Data for processing:

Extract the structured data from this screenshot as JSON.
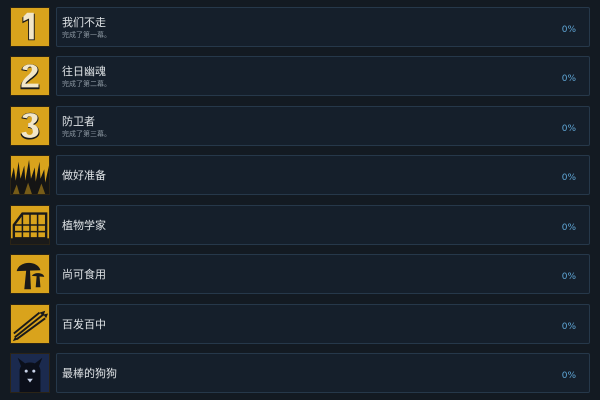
{
  "achievements": [
    {
      "title": "我们不走",
      "description": "完成了第一幕。",
      "percent": "0%",
      "icon": "number-1-icon"
    },
    {
      "title": "往日幽魂",
      "description": "完成了第二幕。",
      "percent": "0%",
      "icon": "number-2-icon"
    },
    {
      "title": "防卫者",
      "description": "完成了第三幕。",
      "percent": "0%",
      "icon": "number-3-icon"
    },
    {
      "title": "做好准备",
      "description": "",
      "percent": "0%",
      "icon": "grass-icon"
    },
    {
      "title": "植物学家",
      "description": "",
      "percent": "0%",
      "icon": "greenhouse-icon"
    },
    {
      "title": "尚可食用",
      "description": "",
      "percent": "0%",
      "icon": "mushroom-icon"
    },
    {
      "title": "百发百中",
      "description": "",
      "percent": "0%",
      "icon": "arrows-icon"
    },
    {
      "title": "最棒的狗狗",
      "description": "",
      "percent": "0%",
      "icon": "dog-icon"
    }
  ],
  "colors": {
    "background": "#131a22",
    "card": "#151f2b",
    "card_border": "#26384a",
    "icon_gold": "#d9a31c",
    "percent_blue": "#5fa6d6"
  }
}
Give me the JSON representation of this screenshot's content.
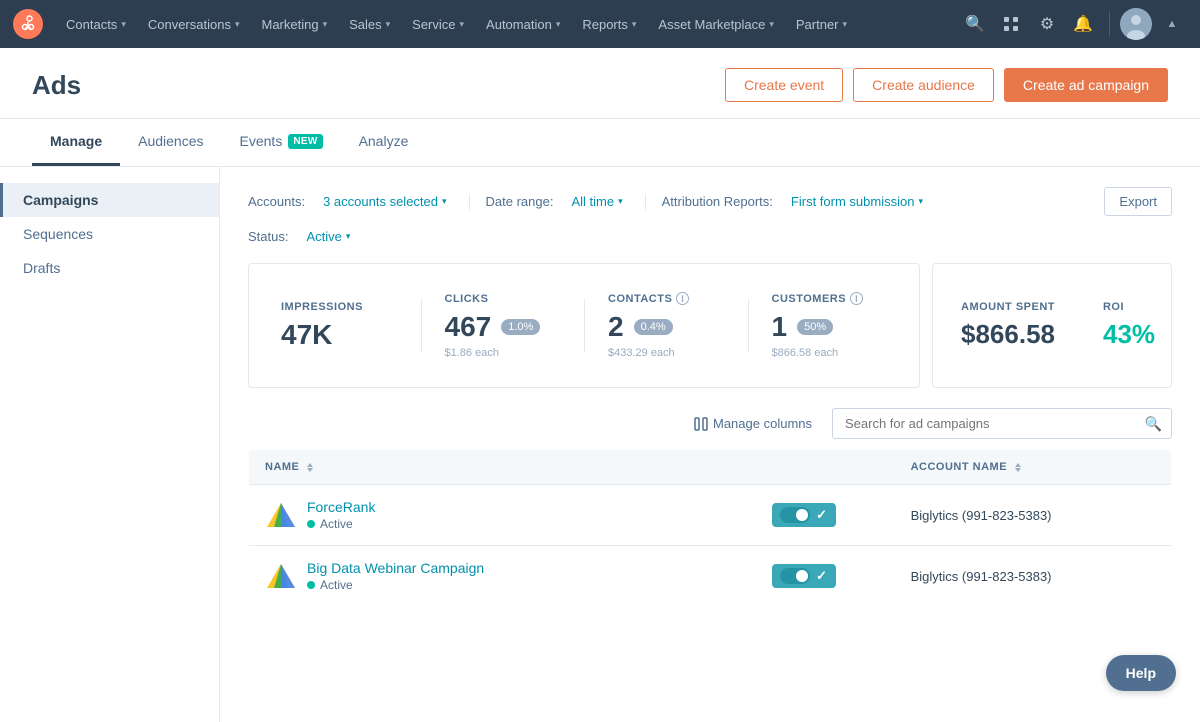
{
  "topnav": {
    "logo_label": "HubSpot",
    "items": [
      {
        "id": "contacts",
        "label": "Contacts",
        "has_dropdown": true
      },
      {
        "id": "conversations",
        "label": "Conversations",
        "has_dropdown": true
      },
      {
        "id": "marketing",
        "label": "Marketing",
        "has_dropdown": true
      },
      {
        "id": "sales",
        "label": "Sales",
        "has_dropdown": true
      },
      {
        "id": "service",
        "label": "Service",
        "has_dropdown": true
      },
      {
        "id": "automation",
        "label": "Automation",
        "has_dropdown": true
      },
      {
        "id": "reports",
        "label": "Reports",
        "has_dropdown": true
      },
      {
        "id": "asset_marketplace",
        "label": "Asset Marketplace",
        "has_dropdown": true
      },
      {
        "id": "partner",
        "label": "Partner",
        "has_dropdown": true
      }
    ]
  },
  "page": {
    "title": "Ads",
    "tabs": [
      {
        "id": "manage",
        "label": "Manage",
        "active": true,
        "badge": null
      },
      {
        "id": "audiences",
        "label": "Audiences",
        "active": false,
        "badge": null
      },
      {
        "id": "events",
        "label": "Events",
        "active": false,
        "badge": "NEW"
      },
      {
        "id": "analyze",
        "label": "Analyze",
        "active": false,
        "badge": null
      }
    ],
    "buttons": {
      "create_event": "Create event",
      "create_audience": "Create audience",
      "create_ad_campaign": "Create ad campaign"
    }
  },
  "sidebar": {
    "items": [
      {
        "id": "campaigns",
        "label": "Campaigns",
        "active": true
      },
      {
        "id": "sequences",
        "label": "Sequences",
        "active": false
      },
      {
        "id": "drafts",
        "label": "Drafts",
        "active": false
      }
    ]
  },
  "filters": {
    "accounts_label": "Accounts:",
    "accounts_value": "3 accounts selected",
    "date_range_label": "Date range:",
    "date_range_value": "All time",
    "attribution_label": "Attribution Reports:",
    "attribution_value": "First form submission",
    "status_label": "Status:",
    "status_value": "Active",
    "export_label": "Export"
  },
  "metrics": {
    "impressions": {
      "label": "IMPRESSIONS",
      "value": "47K",
      "has_info": false,
      "pct": null,
      "sub": null
    },
    "clicks": {
      "label": "CLICKS",
      "value": "467",
      "has_info": false,
      "pct": "1.0%",
      "sub": "$1.86 each"
    },
    "contacts": {
      "label": "CONTACTS",
      "value": "2",
      "has_info": true,
      "pct": "0.4%",
      "sub": "$433.29 each"
    },
    "customers": {
      "label": "CUSTOMERS",
      "value": "1",
      "has_info": true,
      "pct": "50%",
      "sub": "$866.58 each"
    },
    "amount_spent": {
      "label": "AMOUNT SPENT",
      "value": "$866.58"
    },
    "roi": {
      "label": "ROI",
      "value": "43%"
    }
  },
  "table": {
    "manage_columns_label": "Manage columns",
    "search_placeholder": "Search for ad campaigns",
    "columns": [
      {
        "id": "name",
        "label": "NAME",
        "sortable": true
      },
      {
        "id": "account_name",
        "label": "ACCOUNT NAME",
        "sortable": true
      }
    ],
    "rows": [
      {
        "id": "force-rank",
        "name": "ForceRank",
        "status": "Active",
        "account": "Biglytics (991-823-5383)",
        "toggle_on": true
      },
      {
        "id": "big-data-webinar",
        "name": "Big Data Webinar Campaign",
        "status": "Active",
        "account": "Biglytics (991-823-5383)",
        "toggle_on": true
      }
    ]
  },
  "help": {
    "label": "Help"
  }
}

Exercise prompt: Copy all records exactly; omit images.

Solution to the problem:
Extract the structured data from this screenshot as JSON.
{
  "achievements": [
    {
      "title": "我们不走",
      "description": "完成了第一幕。",
      "percent": "0%",
      "icon": "number-1-icon"
    },
    {
      "title": "往日幽魂",
      "description": "完成了第二幕。",
      "percent": "0%",
      "icon": "number-2-icon"
    },
    {
      "title": "防卫者",
      "description": "完成了第三幕。",
      "percent": "0%",
      "icon": "number-3-icon"
    },
    {
      "title": "做好准备",
      "description": "",
      "percent": "0%",
      "icon": "grass-icon"
    },
    {
      "title": "植物学家",
      "description": "",
      "percent": "0%",
      "icon": "greenhouse-icon"
    },
    {
      "title": "尚可食用",
      "description": "",
      "percent": "0%",
      "icon": "mushroom-icon"
    },
    {
      "title": "百发百中",
      "description": "",
      "percent": "0%",
      "icon": "arrows-icon"
    },
    {
      "title": "最棒的狗狗",
      "description": "",
      "percent": "0%",
      "icon": "dog-icon"
    }
  ],
  "colors": {
    "background": "#131a22",
    "card": "#151f2b",
    "card_border": "#26384a",
    "icon_gold": "#d9a31c",
    "percent_blue": "#5fa6d6"
  }
}
Give me the JSON representation of this screenshot's content.
{
  "topnav": {
    "logo_label": "HubSpot",
    "items": [
      {
        "id": "contacts",
        "label": "Contacts",
        "has_dropdown": true
      },
      {
        "id": "conversations",
        "label": "Conversations",
        "has_dropdown": true
      },
      {
        "id": "marketing",
        "label": "Marketing",
        "has_dropdown": true
      },
      {
        "id": "sales",
        "label": "Sales",
        "has_dropdown": true
      },
      {
        "id": "service",
        "label": "Service",
        "has_dropdown": true
      },
      {
        "id": "automation",
        "label": "Automation",
        "has_dropdown": true
      },
      {
        "id": "reports",
        "label": "Reports",
        "has_dropdown": true
      },
      {
        "id": "asset_marketplace",
        "label": "Asset Marketplace",
        "has_dropdown": true
      },
      {
        "id": "partner",
        "label": "Partner",
        "has_dropdown": true
      }
    ]
  },
  "page": {
    "title": "Ads",
    "tabs": [
      {
        "id": "manage",
        "label": "Manage",
        "active": true,
        "badge": null
      },
      {
        "id": "audiences",
        "label": "Audiences",
        "active": false,
        "badge": null
      },
      {
        "id": "events",
        "label": "Events",
        "active": false,
        "badge": "NEW"
      },
      {
        "id": "analyze",
        "label": "Analyze",
        "active": false,
        "badge": null
      }
    ],
    "buttons": {
      "create_event": "Create event",
      "create_audience": "Create audience",
      "create_ad_campaign": "Create ad campaign"
    }
  },
  "sidebar": {
    "items": [
      {
        "id": "campaigns",
        "label": "Campaigns",
        "active": true
      },
      {
        "id": "sequences",
        "label": "Sequences",
        "active": false
      },
      {
        "id": "drafts",
        "label": "Drafts",
        "active": false
      }
    ]
  },
  "filters": {
    "accounts_label": "Accounts:",
    "accounts_value": "3 accounts selected",
    "date_range_label": "Date range:",
    "date_range_value": "All time",
    "attribution_label": "Attribution Reports:",
    "attribution_value": "First form submission",
    "status_label": "Status:",
    "status_value": "Active",
    "export_label": "Export"
  },
  "metrics": {
    "impressions": {
      "label": "IMPRESSIONS",
      "value": "47K",
      "has_info": false,
      "pct": null,
      "sub": null
    },
    "clicks": {
      "label": "CLICKS",
      "value": "467",
      "has_info": false,
      "pct": "1.0%",
      "sub": "$1.86 each"
    },
    "contacts": {
      "label": "CONTACTS",
      "value": "2",
      "has_info": true,
      "pct": "0.4%",
      "sub": "$433.29 each"
    },
    "customers": {
      "label": "CUSTOMERS",
      "value": "1",
      "has_info": true,
      "pct": "50%",
      "sub": "$866.58 each"
    },
    "amount_spent": {
      "label": "AMOUNT SPENT",
      "value": "$866.58"
    },
    "roi": {
      "label": "ROI",
      "value": "43%"
    }
  },
  "table": {
    "manage_columns_label": "Manage columns",
    "search_placeholder": "Search for ad campaigns",
    "columns": [
      {
        "id": "name",
        "label": "NAME",
        "sortable": true
      },
      {
        "id": "account_name",
        "label": "ACCOUNT NAME",
        "sortable": true
      }
    ],
    "rows": [
      {
        "id": "force-rank",
        "name": "ForceRank",
        "status": "Active",
        "account": "Biglytics (991-823-5383)",
        "toggle_on": true
      },
      {
        "id": "big-data-webinar",
        "name": "Big Data Webinar Campaign",
        "status": "Active",
        "account": "Biglytics (991-823-5383)",
        "toggle_on": true
      }
    ]
  },
  "help": {
    "label": "Help"
  }
}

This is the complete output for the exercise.